→ Records shown
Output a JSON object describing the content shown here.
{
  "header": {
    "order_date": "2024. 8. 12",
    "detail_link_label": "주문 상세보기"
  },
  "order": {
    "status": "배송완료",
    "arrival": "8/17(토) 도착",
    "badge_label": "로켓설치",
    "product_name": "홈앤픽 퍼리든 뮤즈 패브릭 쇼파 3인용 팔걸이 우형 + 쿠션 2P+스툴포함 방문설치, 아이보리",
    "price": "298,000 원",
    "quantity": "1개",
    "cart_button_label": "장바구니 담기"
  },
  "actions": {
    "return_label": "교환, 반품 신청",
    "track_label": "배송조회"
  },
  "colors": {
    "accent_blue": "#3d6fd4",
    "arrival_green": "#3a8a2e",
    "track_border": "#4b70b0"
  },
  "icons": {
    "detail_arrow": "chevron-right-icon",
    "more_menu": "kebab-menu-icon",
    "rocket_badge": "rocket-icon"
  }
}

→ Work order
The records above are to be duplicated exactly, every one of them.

→ Output for this exercise
Output a JSON object describing the content shown here.
{
  "header": {
    "order_date": "2024. 8. 12",
    "detail_link_label": "주문 상세보기"
  },
  "order": {
    "status": "배송완료",
    "arrival": "8/17(토) 도착",
    "badge_label": "로켓설치",
    "product_name": "홈앤픽 퍼리든 뮤즈 패브릭 쇼파 3인용 팔걸이 우형 + 쿠션 2P+스툴포함 방문설치, 아이보리",
    "price": "298,000 원",
    "quantity": "1개",
    "cart_button_label": "장바구니 담기"
  },
  "actions": {
    "return_label": "교환, 반품 신청",
    "track_label": "배송조회"
  },
  "colors": {
    "accent_blue": "#3d6fd4",
    "arrival_green": "#3a8a2e",
    "track_border": "#4b70b0"
  },
  "icons": {
    "detail_arrow": "chevron-right-icon",
    "more_menu": "kebab-menu-icon",
    "rocket_badge": "rocket-icon"
  }
}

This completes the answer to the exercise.